  • IT Operations Manager
  • Security Specialist / Analyst
  • Security Manager / Architect
  • Security Consultant / Professional
  • Security Officer / Engineer
  • Security Administrator
  • Security Auditor
  • Network Specialist / Analyst
  • Network Manager / Architect
  • Network Consultant / Professional
  • Network Administrator
  • Senior Systems Engineer
  • Systems Analyst
  • Systems Administrator

Anyone aspiring for a career in Security Assessment would benefit from this workshop. The workshop is restricted to participants who have knowledge of ethical hacking countermeasures.

The entire workshop is a combination of theory and hands-on sessions conducted in a dedicated ethical hacking lab environment.

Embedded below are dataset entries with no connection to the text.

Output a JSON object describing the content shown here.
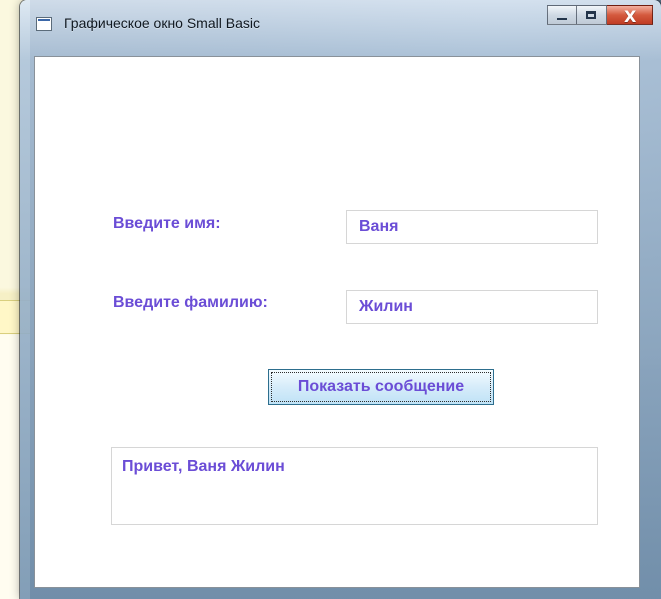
{
  "window": {
    "title": "Графическое окно Small Basic",
    "icon": "small-basic-app-icon",
    "caption_buttons": [
      {
        "name": "minimize",
        "icon": "minimize-icon"
      },
      {
        "name": "maximize",
        "icon": "maximize-icon"
      },
      {
        "name": "close",
        "icon": "close-icon"
      }
    ]
  },
  "form": {
    "first_name_label": "Введите имя:",
    "first_name_value": "Ваня",
    "last_name_label": "Введите фамилию:",
    "last_name_value": "Жилин",
    "show_button_label": "Показать сообщение",
    "output_text": "Привет, Ваня Жилин"
  },
  "colors": {
    "text_purple": "#6b4dd6"
  }
}
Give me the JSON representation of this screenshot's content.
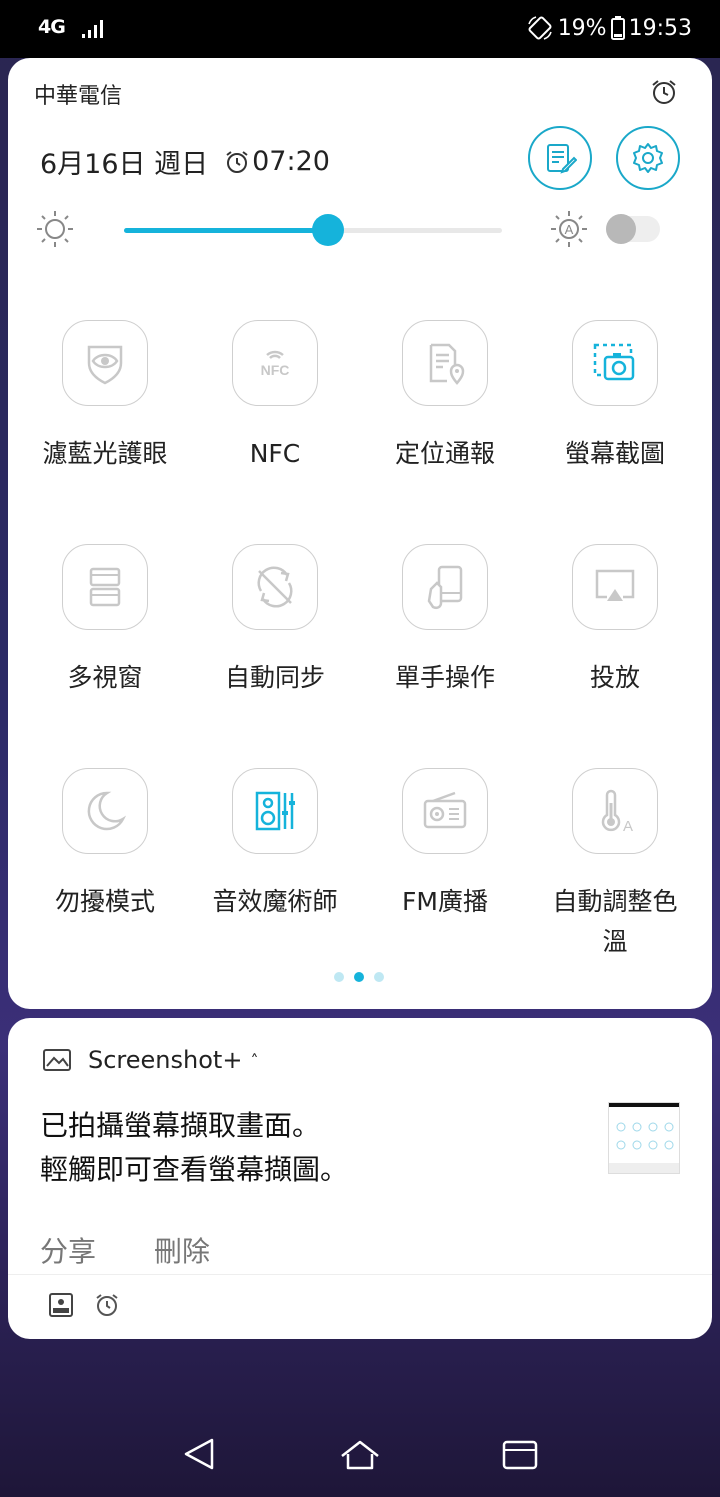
{
  "status": {
    "network": "4G",
    "battery": "19%",
    "time": "19:53"
  },
  "panel": {
    "carrier": "中華電信",
    "date": "6月16日 週日",
    "alarm_time": "07:20",
    "brightness_level": 0.54,
    "auto_brightness": false
  },
  "tiles": [
    {
      "label": "濾藍光護眼",
      "icon": "eye-shield-icon",
      "active": false
    },
    {
      "label": "NFC",
      "icon": "nfc-icon",
      "active": false
    },
    {
      "label": "定位通報",
      "icon": "location-report-icon",
      "active": false
    },
    {
      "label": "螢幕截圖",
      "icon": "screenshot-icon",
      "active": true
    },
    {
      "label": "多視窗",
      "icon": "multi-window-icon",
      "active": false
    },
    {
      "label": "自動同步",
      "icon": "sync-icon",
      "active": false
    },
    {
      "label": "單手操作",
      "icon": "one-hand-icon",
      "active": false
    },
    {
      "label": "投放",
      "icon": "cast-icon",
      "active": false
    },
    {
      "label": "勿擾模式",
      "icon": "moon-icon",
      "active": false
    },
    {
      "label": "音效魔術師",
      "icon": "speaker-eq-icon",
      "active": true
    },
    {
      "label": "FM廣播",
      "icon": "radio-icon",
      "active": false
    },
    {
      "label": "自動調整色溫",
      "icon": "thermometer-icon",
      "active": false
    }
  ],
  "page_dots": {
    "count": 3,
    "active": 1
  },
  "notification": {
    "app": "Screenshot+",
    "line1": "已拍攝螢幕擷取畫面。",
    "line2": "輕觸即可查看螢幕擷圖。",
    "action_share": "分享",
    "action_delete": "刪除"
  },
  "colors": {
    "accent": "#15b3db",
    "inactive_icon": "#c8c8c8"
  }
}
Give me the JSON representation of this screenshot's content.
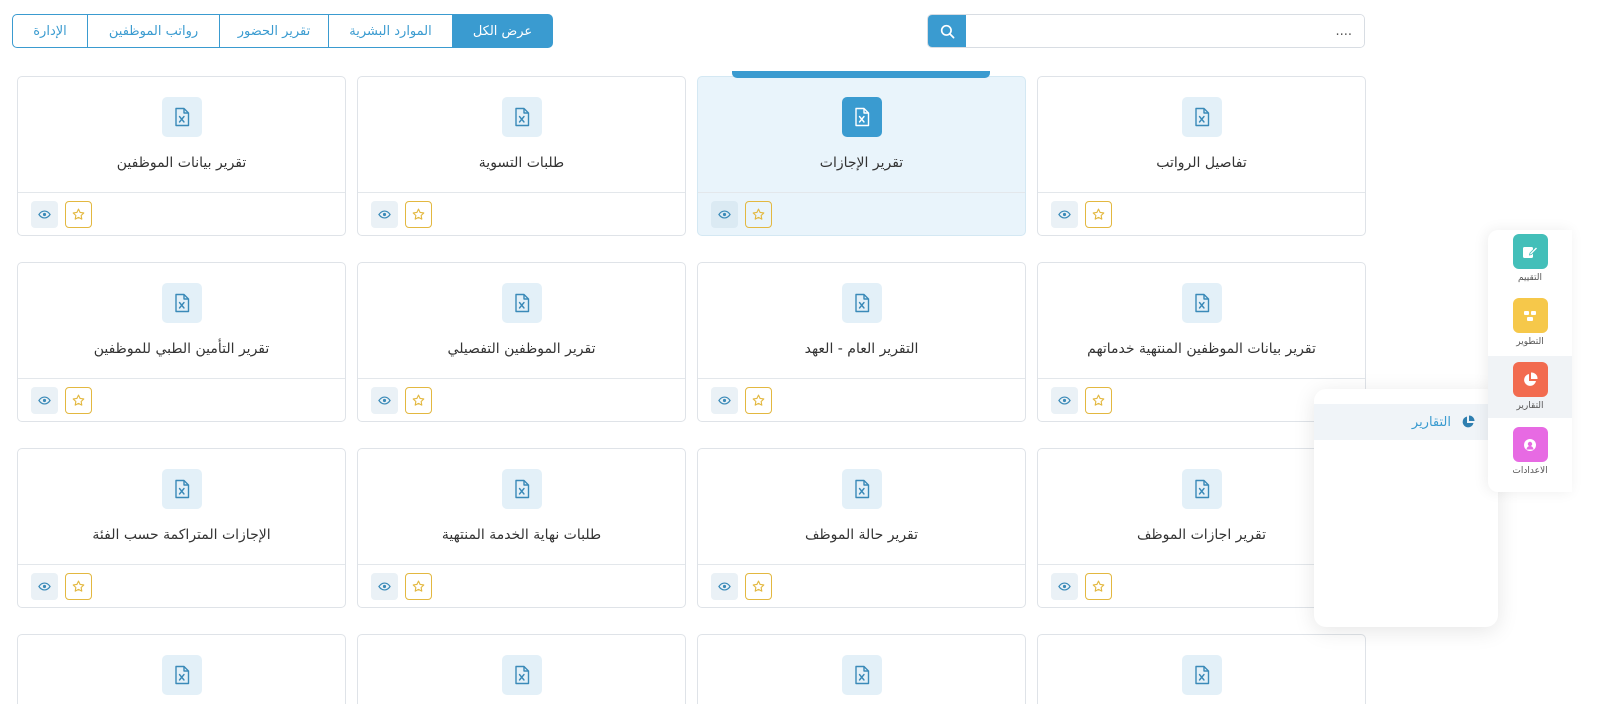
{
  "filters": {
    "all": "عرض الكل",
    "hr": "الموارد البشرية",
    "attendance": "تقرير الحضور",
    "payroll": "رواتب الموظفين",
    "admin": "الإدارة",
    "active": "all"
  },
  "search": {
    "placeholder": "...."
  },
  "reports": [
    {
      "title": "تفاصيل الرواتب"
    },
    {
      "title": "تقرير الإجازات",
      "selected": true
    },
    {
      "title": "طلبات التسوية"
    },
    {
      "title": "تقرير بيانات الموظفين"
    },
    {
      "title": "تقرير بيانات الموظفين المنتهية خدماتهم"
    },
    {
      "title": "التقرير العام - العهد"
    },
    {
      "title": "تقرير الموظفين التفصيلي"
    },
    {
      "title": "تقرير التأمين الطبي للموظفين"
    },
    {
      "title": "تقرير اجازات الموظف"
    },
    {
      "title": "تقرير حالة الموظف"
    },
    {
      "title": "طلبات نهاية الخدمة المنتهية"
    },
    {
      "title": "الإجازات المتراكمة حسب الفئة"
    }
  ],
  "rail": {
    "evaluation": {
      "label": "التقييم",
      "color": "#43bfb9",
      "icon": "edit-icon"
    },
    "development": {
      "label": "التطوير",
      "color": "#f6c84a",
      "icon": "development-icon"
    },
    "reports": {
      "label": "التقارير",
      "color": "#f26b4f",
      "icon": "pie-chart-icon",
      "active": true
    },
    "settings": {
      "label": "الاعدادات",
      "color": "#e76ae3",
      "icon": "settings-icon"
    }
  },
  "popover": {
    "item_label": "التقارير",
    "icon": "pie-chart-icon"
  },
  "colors": {
    "accent": "#3a9bd0",
    "star": "#e3b840"
  }
}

  • The Need for Security Analysis
  • Advanced Googling
  • TCP/IP Packet Analysis
  • Advanced Sniffing Techniques
  • Vulnerability Analysis with Nessus
  • Advanced Wireless Testing
  • Designing a DMZ
  • Snort Analysis
  • Log Analysis
  • Advanced Exploits and Tools
  • Penetration Testing Methodologies
  • Customers and Legal Agreements
  • Rules of Engagement
  • Penetration Testing Planning and Scheduling
  • Pre Penetration Testing Checklist
  • Information Gathering
  • Vulnerability Analysis
  • External Penetration Testing
  • Internal Network Penetration Testing
  • Routers and Switches Penetration Testing
  • Firewall Penetration Testing
  • IDS Penetration Testing
  • Wireless Network Penetration Testing
  • Denial of Service Penetration Testing
  • Password Cracking Penetration Testing
  • Social Engineering Penetration Testing
  • Stolen Laptop, PDAs and Cell phones Penetration Testing
  • Application Penetration Testing
  • Physical Security Penetration Testing
  • Database Penetration testing
  • VoIP Penetration Testing
  • VPN Penetration Testing
  • War Dialing
  • Virus and Trojan Detection
  • Log Management Penetration Testing
  • File Integrity Checking
  • Blue Tooth and Hand held Device Penetration Testing
  • Telecommunication and Broadband Communication Penetration Testing
  • Email Security Penetration Testing
  • Security Patches Penetration Testing
  • Data Leakage Penetration Testing
  • Penetration Testing Deliverables and Conclusion
  • Penetration Testing Report and Documentation Writing
  • Penetration Testing Report Analysis
  • Post Testing Actions
  • Ethics of a Penetration Tester
  • Standards and Compliance